This week's Reframe Collection highlight is Paths of Hate, an award-winning 2010 Polish animated short film featuring a metaphorical fight between two fighter pilots that illustrates the universal truth about hate. Paths of Hate is one of ten films included in the Oscar Short Animated Film shortlist. Check out a selection from a Q&A with director Damian Nenow conducted by Motionographer below.
Tell us about your background and what attracted you towards animation and filmmaking
I have loved drawing since I was a little boy. I got my very first computer and after just one month I was in love with computer graphics. Soon I discovered 3D animation -- I watched Tomek Bagiński’s Cathedral, nominated for the Academy Award. I immediately gave up applying for the Academy of Fine Arts and dashed to take entrance exams to the film school to the animation faculty. I have met there Piotr Dumała and other famous Polish artists. I have discovered this traditional animation world and it had a big influence on me. Since then I am always trying to combine modern CG tools with traditional techniques. There are hundreds of animators whom I admire: from Japanese anime directors such as Hideaki Anno, through Pixar block buster to Ardman's stop-motion films. It is almost impossible for me to point just one artist.
How did you came up with the idea for the short? What inspired you?
The idea of Paths of Hate appeared five years ago, when I was still studying at film school in Lodz.

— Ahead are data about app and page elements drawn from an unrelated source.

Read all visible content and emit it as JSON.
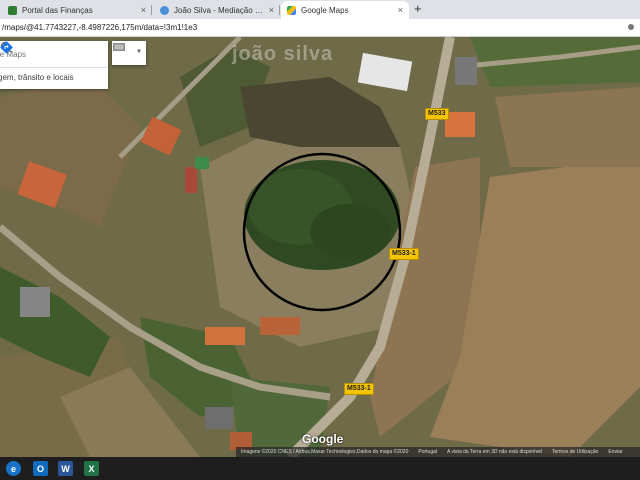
{
  "browser": {
    "tabs": [
      {
        "label": "Portal das Finanças",
        "icon": "finance-portal-icon",
        "active": false
      },
      {
        "label": "João Silva - Mediação Imobiliári...",
        "icon": "globe-icon",
        "active": false
      },
      {
        "label": "Google Maps",
        "icon": "google-maps-icon",
        "active": true
      }
    ],
    "new_tab": "+",
    "close": "×",
    "address": "/maps/@41.7743227,-8.4987226,175m/data=!3m1!1e3"
  },
  "map": {
    "search_placeholder": "le Maps",
    "suggestion": "gem, trânsito e locais",
    "road_labels": [
      "M533",
      "M533-1",
      "M533-1"
    ],
    "watermark": "joão silva",
    "google_logo": "Google",
    "attribution": [
      "Imagens ©2020 CNES / Airbus,Maxar Technologies,Dados do mapa ©2020",
      "Portugal",
      "A vista da Terra em 3D não está disponível",
      "Termos de Utilização",
      "Enviar"
    ],
    "mode": "satellite"
  },
  "taskbar": {
    "icons": [
      {
        "name": "edge-icon",
        "glyph": "e",
        "color": "#1a73c8"
      },
      {
        "name": "outlook-icon",
        "glyph": "O",
        "color": "#0f6cbd"
      },
      {
        "name": "word-icon",
        "glyph": "W",
        "color": "#2b579a"
      },
      {
        "name": "excel-icon",
        "glyph": "X",
        "color": "#217346"
      }
    ]
  }
}
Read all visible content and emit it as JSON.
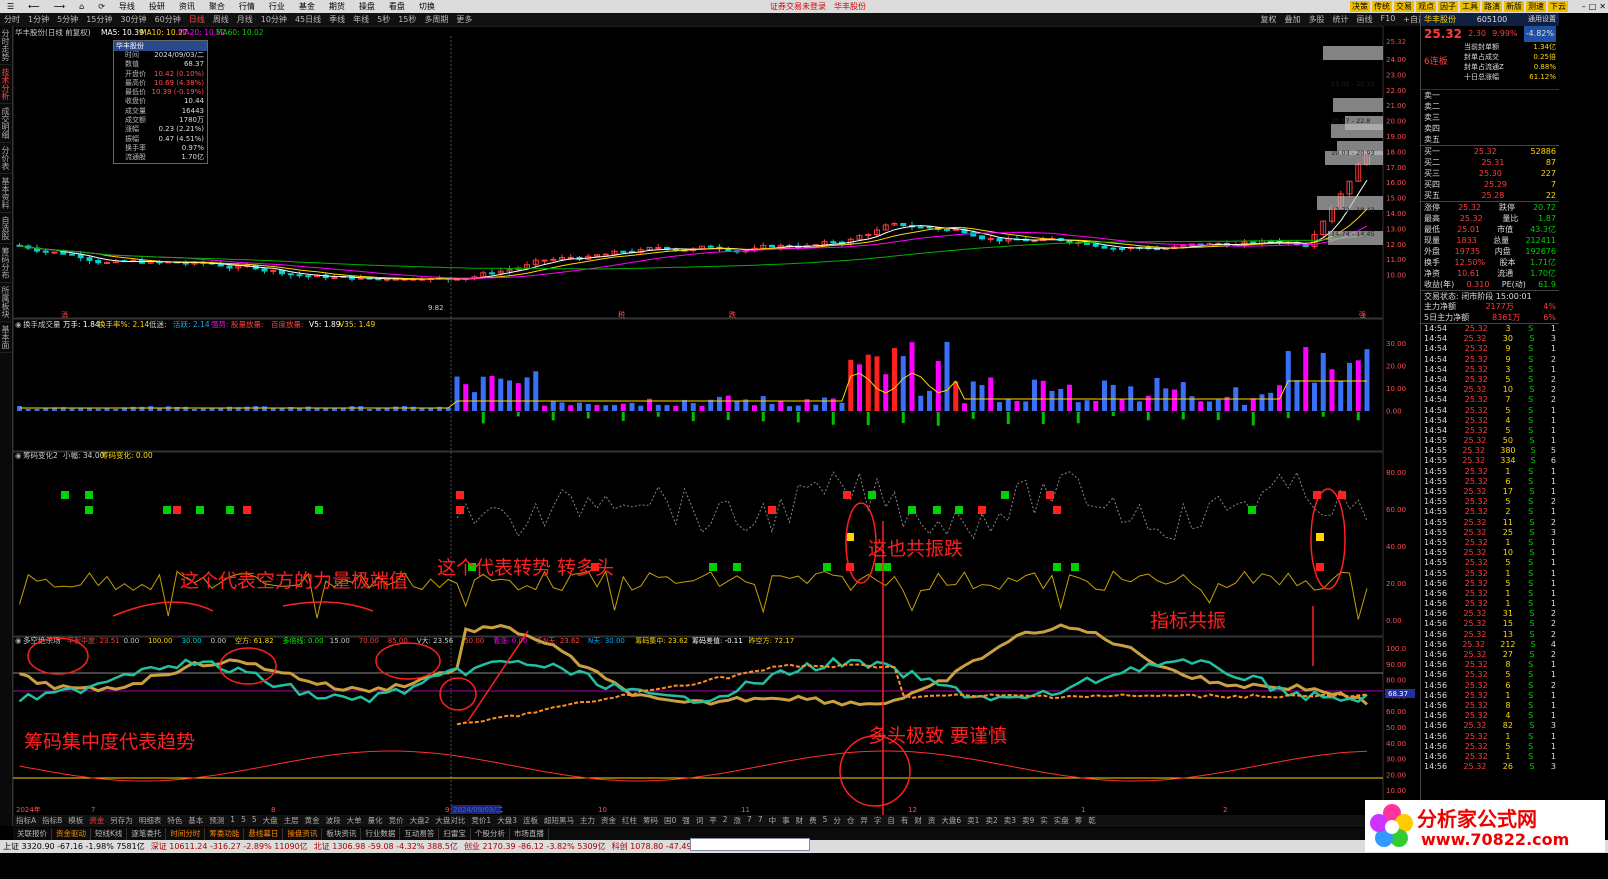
{
  "menu": {
    "items": [
      "☰",
      "⟵",
      "⟶",
      "⌂",
      "⟳",
      "导线",
      "投研",
      "资讯",
      "聚合",
      "行情",
      "行业",
      "基金",
      "期货",
      "操盘",
      "看盘",
      "切换"
    ],
    "center": "证券交易未登录",
    "stock_name": "华丰股份",
    "right_tabs": [
      "决策",
      "传统",
      "交易",
      "观点",
      "因子",
      "工具",
      "路演",
      "新版",
      "测速",
      "下云"
    ]
  },
  "periods": {
    "items": [
      "分时",
      "1分钟",
      "5分钟",
      "15分钟",
      "30分钟",
      "60分钟",
      "日线",
      "周线",
      "月线",
      "10分钟",
      "45日线",
      "季线",
      "年线",
      "5秒",
      "15秒",
      "多周期",
      "更多"
    ],
    "active": "日线",
    "right": [
      "复权",
      "叠加",
      "多股",
      "统计",
      "画线",
      "F10",
      "+自选",
      "返回"
    ]
  },
  "left_tabs": [
    "分时走势",
    "技术分析",
    "成交明细",
    "分价表",
    "基本资料",
    "自选股",
    "筹码分布",
    "所属板块",
    "基本面"
  ],
  "main": {
    "title": "华丰股份(日线 前复权)",
    "ma5": "MA5: 10.39",
    "ma10": "MA10: 10.27",
    "ma20": "MA20: 10.52",
    "ma60": "MA60: 10.02",
    "price_ticks": [
      "25.32",
      "24.00",
      "23.00",
      "22.00",
      "21.00",
      "20.00",
      "19.00",
      "18.00",
      "17.00",
      "16.00",
      "15.00",
      "14.00",
      "13.00",
      "12.00",
      "11.00",
      "10.00"
    ],
    "low_label": "9.82",
    "chip_labels": [
      "23.02 - 25.32",
      "20.57 - 22.8",
      "19.03 - 20.93",
      "17.72 - 18.43",
      "14.74 - 14.45"
    ],
    "markers": [
      "消",
      "税",
      "跌",
      "强"
    ]
  },
  "infobox": {
    "title": "华丰股份",
    "rows": [
      [
        "时间",
        "2024/09/03/二"
      ],
      [
        "数值",
        "68.37"
      ],
      [
        "开盘价",
        "10.42 (0.10%)"
      ],
      [
        "最高价",
        "10.69 (4.38%)"
      ],
      [
        "最低价",
        "10.39 (-0.19%)"
      ],
      [
        "收盘价",
        "10.44"
      ],
      [
        "成交量",
        "16443"
      ],
      [
        "成交额",
        "1780万"
      ],
      [
        "涨幅",
        "0.23 (2.21%)"
      ],
      [
        "振幅",
        "0.47 (4.51%)"
      ],
      [
        "换手率",
        "0.97%"
      ],
      [
        "流通股",
        "1.70亿"
      ]
    ]
  },
  "vol": {
    "label": "换手成交量",
    "shou": "万手: 1.84",
    "hsl": "换手率%: 2.14",
    "low": "低迷:",
    "zd": "活跃: 2.14",
    "qd": "强势:",
    "cmb": "股量放量:",
    "extra": "百度放量:",
    "v5": "V5: 1.89",
    "v35": "V35: 1.49",
    "ticks": [
      "30.00",
      "20.00",
      "10.00",
      "0.00"
    ]
  },
  "chip": {
    "label": "筹码变化2",
    "small": "小幅: 34.00",
    "var": "筹码变化: 0.00",
    "ticks": [
      "80.00",
      "60.00",
      "40.00",
      "20.00",
      "0.00"
    ]
  },
  "bottom_ind": {
    "label": "多空绝杀场",
    "items": [
      "平衡中度: 23.51",
      "0.00",
      "100.00",
      "30.00",
      "0.00",
      "空方: 61.82",
      "多倍线: 0.00",
      "15.00",
      "70.00",
      "85.00",
      "V大: 23.56",
      "50.00",
      "看涨: 0.00",
      "多N天: 23.62",
      "N天: 30.00",
      "筹码集中: 23.62",
      "筹码差值: -0.11",
      "昨空方: 72.17"
    ],
    "ticks": [
      "100.0",
      "90.00",
      "80.00",
      "70.00",
      "60.00",
      "50.00",
      "40.00",
      "30.00",
      "20.00",
      "10.00"
    ],
    "marker": "68.37",
    "date_axis": [
      "2024年",
      "7",
      "8",
      "9",
      "2024/09/03/二",
      "10",
      "11",
      "12",
      "1",
      "2"
    ]
  },
  "annotations": [
    "这个代表空方的力量极端值",
    "这个代表转势 转多头",
    "这也共振跌",
    "指标共振",
    "筹码集中度代表趋势",
    "多头极致 要谨慎"
  ],
  "tabs1": [
    "指标A",
    "指标B",
    "模板",
    "资金",
    "另存为",
    "明细表",
    "特色",
    "基本",
    "预测",
    "1",
    "5",
    "5",
    "大盘",
    "主层",
    "黄金",
    "波段",
    "大单",
    "量化",
    "竞价",
    "大盘2",
    "大盘对比",
    "竞价1",
    "大盘3",
    "连板",
    "超短黑马",
    "主力",
    "资金",
    "红柱",
    "筹码",
    "国0",
    "强",
    "词",
    "平",
    "2",
    "涨",
    "7",
    "7",
    "中",
    "事",
    "财",
    "费",
    "5",
    "分",
    "仓",
    "异",
    "字",
    "自",
    "有",
    "财",
    "资",
    "大盘6",
    "卖1",
    "卖2",
    "卖3",
    "卖9",
    "实",
    "实盘",
    "筹",
    "乾"
  ],
  "tabs2": [
    "关联报价",
    "资金驱动",
    "短线K线",
    "逐笔委托",
    "时间分时",
    "筹委功能",
    "悬线幕日",
    "操盘资讯",
    "板块资讯",
    "行业数据",
    "互动易答",
    "扫雷宝",
    "个股分析",
    "市场直播"
  ],
  "status": {
    "items": [
      "上证 3320.90 -67.16 -1.98% 7581亿",
      "深证 10611.24 -316.27 -2.89% 11090亿",
      "北证 1306.98 -59.08 -4.32% 388.5亿",
      "创业 2170.39 -86.12 -3.82% 5309亿",
      "科创 1078.80 -47.49 -4.22% 1899亿"
    ]
  },
  "right": {
    "name": "华丰股份",
    "code": "605100",
    "price": "25.32",
    "chg": "2.30",
    "pct": "9.99%",
    "btn": "通用设置",
    "badge": "-4.82%",
    "limit": "6连板",
    "feng": [
      [
        "当前封单额",
        "1.34亿"
      ],
      [
        "封单占成交",
        "0.25倍"
      ],
      [
        "封单占流通Z",
        "0.88%"
      ],
      [
        "十日总涨幅",
        "61.12%"
      ]
    ],
    "asks": [
      [
        "卖一",
        "",
        ""
      ],
      [
        "卖二",
        "",
        ""
      ],
      [
        "卖三",
        "",
        ""
      ],
      [
        "卖四",
        "",
        ""
      ],
      [
        "卖五",
        "",
        ""
      ]
    ],
    "bids": [
      [
        "买一",
        "25.32",
        "52886"
      ],
      [
        "买二",
        "25.31",
        "87"
      ],
      [
        "买三",
        "25.30",
        "227"
      ],
      [
        "买四",
        "25.29",
        "7"
      ],
      [
        "买五",
        "25.28",
        "22"
      ]
    ],
    "stats": [
      [
        "涨停",
        "25.32",
        "跌停",
        "20.72"
      ],
      [
        "最高",
        "25.32",
        "量比",
        "1.87"
      ],
      [
        "最低",
        "25.01",
        "市值",
        "43.3亿"
      ],
      [
        "现量",
        "1833",
        "总量",
        "212411"
      ],
      [
        "外盘",
        "19735",
        "内盘",
        "192676"
      ],
      [
        "换手",
        "12.50%",
        "股本",
        "1.71亿"
      ],
      [
        "净资",
        "10.61",
        "流通",
        "1.70亿"
      ],
      [
        "收益(年)",
        "0.310",
        "PE(动)",
        "61.9"
      ]
    ],
    "trade_state": "交易状态: 闭市阶段 15:00:01",
    "main_flow": [
      "主力净额",
      "2177万",
      "4%"
    ],
    "main5": [
      "5日主力净额",
      "8361万",
      "6%"
    ],
    "ticks": [
      [
        "14:54",
        "25.32",
        "3",
        "S",
        "1"
      ],
      [
        "14:54",
        "25.32",
        "30",
        "S",
        "3"
      ],
      [
        "14:54",
        "25.32",
        "9",
        "S",
        "1"
      ],
      [
        "14:54",
        "25.32",
        "9",
        "S",
        "2"
      ],
      [
        "14:54",
        "25.32",
        "3",
        "S",
        "1"
      ],
      [
        "14:54",
        "25.32",
        "5",
        "S",
        "2"
      ],
      [
        "14:54",
        "25.32",
        "10",
        "S",
        "2"
      ],
      [
        "14:54",
        "25.32",
        "7",
        "S",
        "2"
      ],
      [
        "14:54",
        "25.32",
        "5",
        "S",
        "1"
      ],
      [
        "14:54",
        "25.32",
        "4",
        "S",
        "1"
      ],
      [
        "14:54",
        "25.32",
        "5",
        "S",
        "1"
      ],
      [
        "14:55",
        "25.32",
        "50",
        "S",
        "1"
      ],
      [
        "14:55",
        "25.32",
        "380",
        "S",
        "5"
      ],
      [
        "14:55",
        "25.32",
        "334",
        "S",
        "6"
      ],
      [
        "14:55",
        "25.32",
        "1",
        "S",
        "1"
      ],
      [
        "14:55",
        "25.32",
        "6",
        "S",
        "1"
      ],
      [
        "14:55",
        "25.32",
        "17",
        "S",
        "1"
      ],
      [
        "14:55",
        "25.32",
        "5",
        "S",
        "2"
      ],
      [
        "14:55",
        "25.32",
        "2",
        "S",
        "1"
      ],
      [
        "14:55",
        "25.32",
        "11",
        "S",
        "2"
      ],
      [
        "14:55",
        "25.32",
        "25",
        "S",
        "3"
      ],
      [
        "14:55",
        "25.32",
        "1",
        "S",
        "1"
      ],
      [
        "14:55",
        "25.32",
        "10",
        "S",
        "1"
      ],
      [
        "14:55",
        "25.32",
        "5",
        "S",
        "1"
      ],
      [
        "14:55",
        "25.32",
        "1",
        "S",
        "1"
      ],
      [
        "14:56",
        "25.32",
        "5",
        "S",
        "1"
      ],
      [
        "14:56",
        "25.32",
        "1",
        "S",
        "1"
      ],
      [
        "14:56",
        "25.32",
        "1",
        "S",
        "1"
      ],
      [
        "14:56",
        "25.32",
        "31",
        "S",
        "2"
      ],
      [
        "14:56",
        "25.32",
        "15",
        "S",
        "2"
      ],
      [
        "14:56",
        "25.32",
        "13",
        "S",
        "2"
      ],
      [
        "14:56",
        "25.32",
        "212",
        "S",
        "4"
      ],
      [
        "14:56",
        "25.32",
        "27",
        "S",
        "2"
      ],
      [
        "14:56",
        "25.32",
        "8",
        "S",
        "1"
      ],
      [
        "14:56",
        "25.32",
        "5",
        "S",
        "1"
      ],
      [
        "14:56",
        "25.32",
        "6",
        "S",
        "2"
      ],
      [
        "14:56",
        "25.32",
        "1",
        "S",
        "1"
      ],
      [
        "14:56",
        "25.32",
        "8",
        "S",
        "1"
      ],
      [
        "14:56",
        "25.32",
        "4",
        "S",
        "1"
      ],
      [
        "14:56",
        "25.32",
        "82",
        "S",
        "3"
      ],
      [
        "14:56",
        "25.32",
        "1",
        "S",
        "1"
      ],
      [
        "14:56",
        "25.32",
        "5",
        "S",
        "1"
      ],
      [
        "14:56",
        "25.32",
        "1",
        "S",
        "1"
      ],
      [
        "14:56",
        "25.32",
        "26",
        "S",
        "3"
      ]
    ]
  },
  "logo": {
    "t1": "分析家公式网",
    "t2": "www.70822.com"
  },
  "colors": {
    "up": "#ff3b3b",
    "down": "#00d0d0",
    "ma5": "#ffffff",
    "ma10": "#ffd700",
    "ma20": "#ff00ff",
    "ma60": "#00b000"
  }
}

I produced two short animations earlier: sad and existential The Aim and Great Escape, a light and funny story about a sun from the weather forecast. After those two films I just felt the need to create something just as surrealistic but much more dynamic and serious. I have always been completely fascinated with everything that could fly. I could not imagine a subject more exciting than a duel of two fighter planes. I saw a photo taken probably in London during the Battle of Britain in 1940. There were hundreds of white lines left by fighting planes. Like scars on the sky. Then I thought that some of them were the only remains left after planes and pilots who didn't survived this fight. These white trails are the most important elements in Paths of Hate. I have named the film because of them. These are the paths, from the title.

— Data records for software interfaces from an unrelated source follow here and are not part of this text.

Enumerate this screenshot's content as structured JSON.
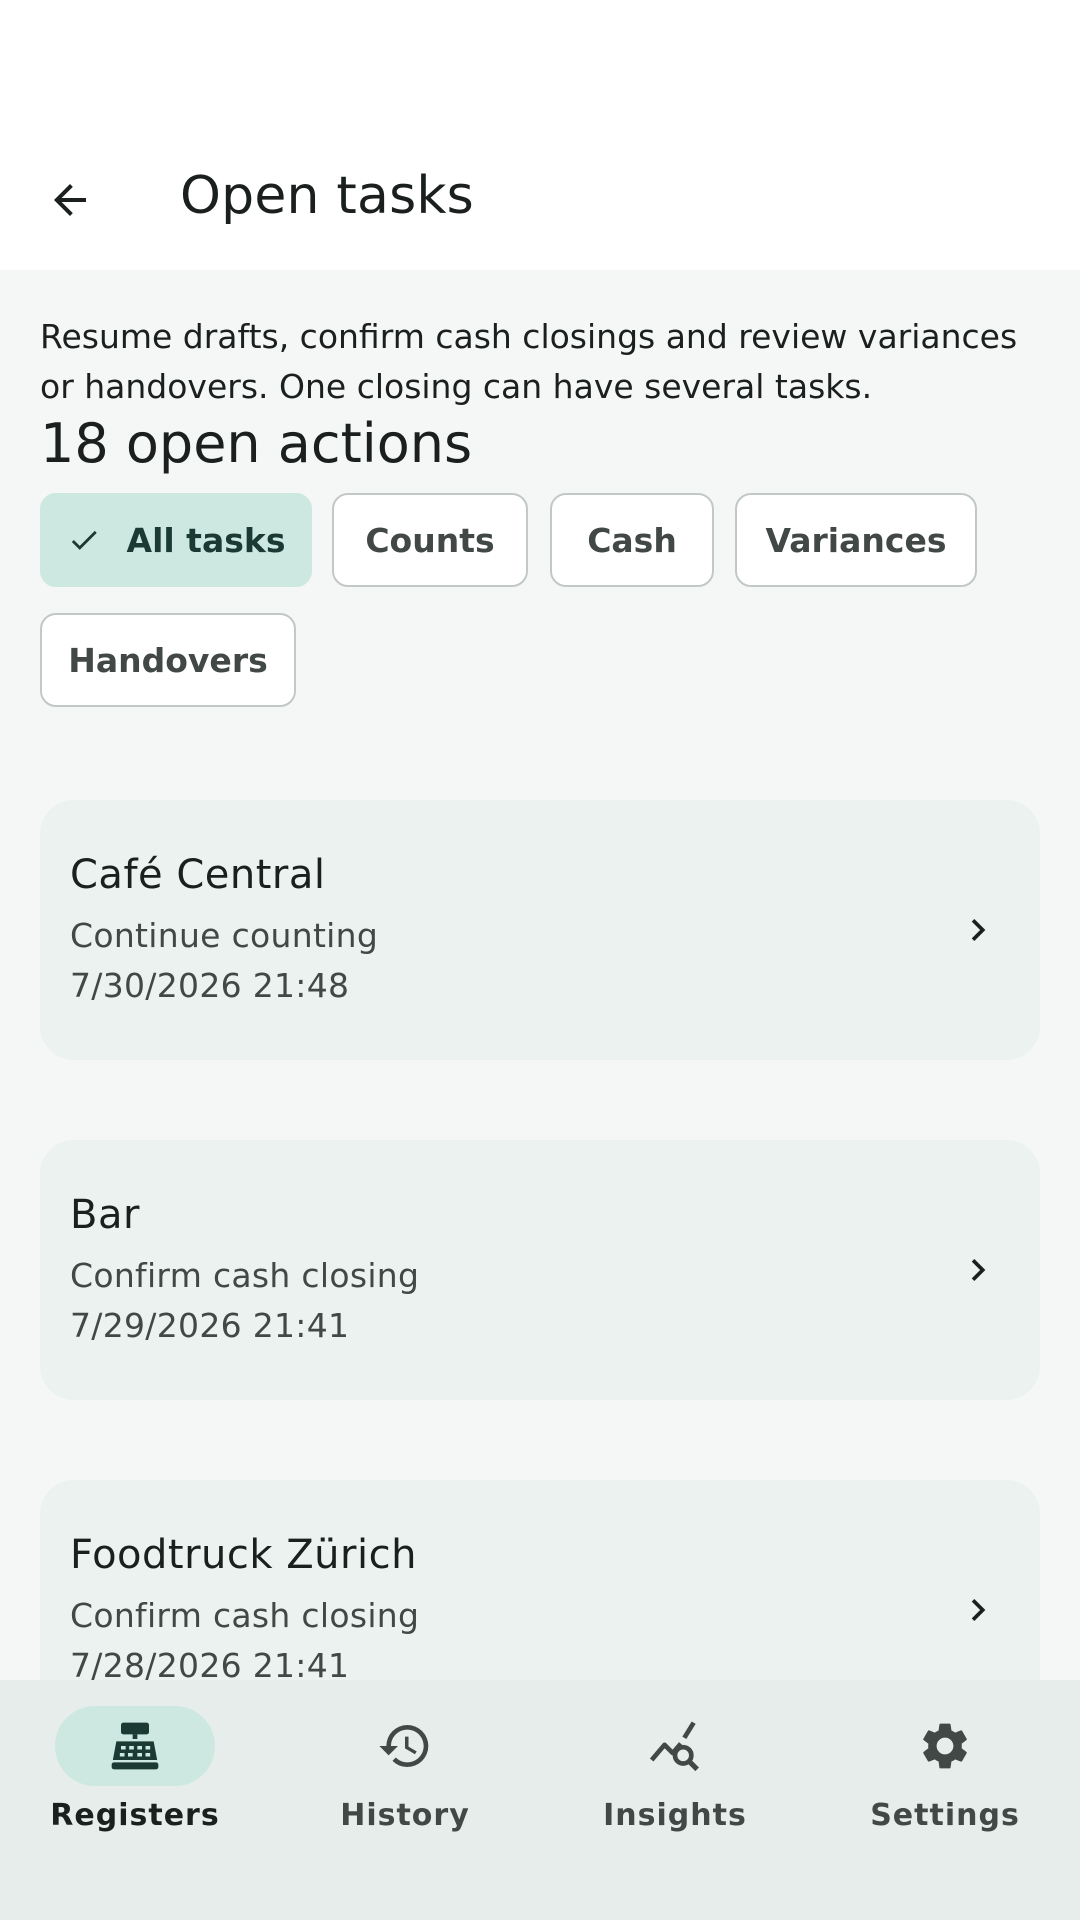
{
  "header": {
    "title": "Open tasks",
    "back_icon": "arrow-back-icon"
  },
  "description": "Resume drafts, confirm cash closings and review variances or handovers. One closing can have several tasks.",
  "count_heading": "18 open actions",
  "filters": [
    {
      "label": "All tasks",
      "selected": true
    },
    {
      "label": "Counts",
      "selected": false
    },
    {
      "label": "Cash",
      "selected": false
    },
    {
      "label": "Variances",
      "selected": false
    },
    {
      "label": "Handovers",
      "selected": false
    }
  ],
  "tasks": [
    {
      "name": "Café Central",
      "task": "Continue counting",
      "time": "7/30/2026 21:48"
    },
    {
      "name": "Bar",
      "task": "Confirm cash closing",
      "time": "7/29/2026 21:41"
    },
    {
      "name": "Foodtruck Zürich",
      "task": "Confirm cash closing",
      "time": "7/28/2026 21:41"
    }
  ],
  "nav": [
    {
      "label": "Registers",
      "icon": "cash-register-icon",
      "active": true
    },
    {
      "label": "History",
      "icon": "history-icon",
      "active": false
    },
    {
      "label": "Insights",
      "icon": "insights-icon",
      "active": false
    },
    {
      "label": "Settings",
      "icon": "gear-icon",
      "active": false
    }
  ],
  "colors": {
    "accent_container": "#cde8e1",
    "card_background": "#ebf2f0",
    "nav_background": "#e6edeb",
    "page_background": "#f4f7f6"
  }
}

Can you explain the artistic style of Paths of Hate? Who were your inspirations?
The only direct inspiration I had was a comic-book, Universal War One by Denis Bajram. Also Tomek Baginski's films had some influence on me. He always had his films stylized in some pictorial way. I wanted to go even further in the styling. I conducted a huge number of trials and tests. I checked several types of imagery, but the final choice was the cartoon. I tried recreating the character of those illustrations from Bajram's graphic novel in 3D. The cartoon-based styling proved to be the bull’s eye. The sketch line suited the surrealistic duel scenes perfectly, making the film feel fresh and making it stand out against dozens of photorealistic 3D animations. The technology itself was not overly complicated. The trick was to use old tools in a new way.
To rent or purchase Paths of Hate, please visit its page in the Reframe Collection.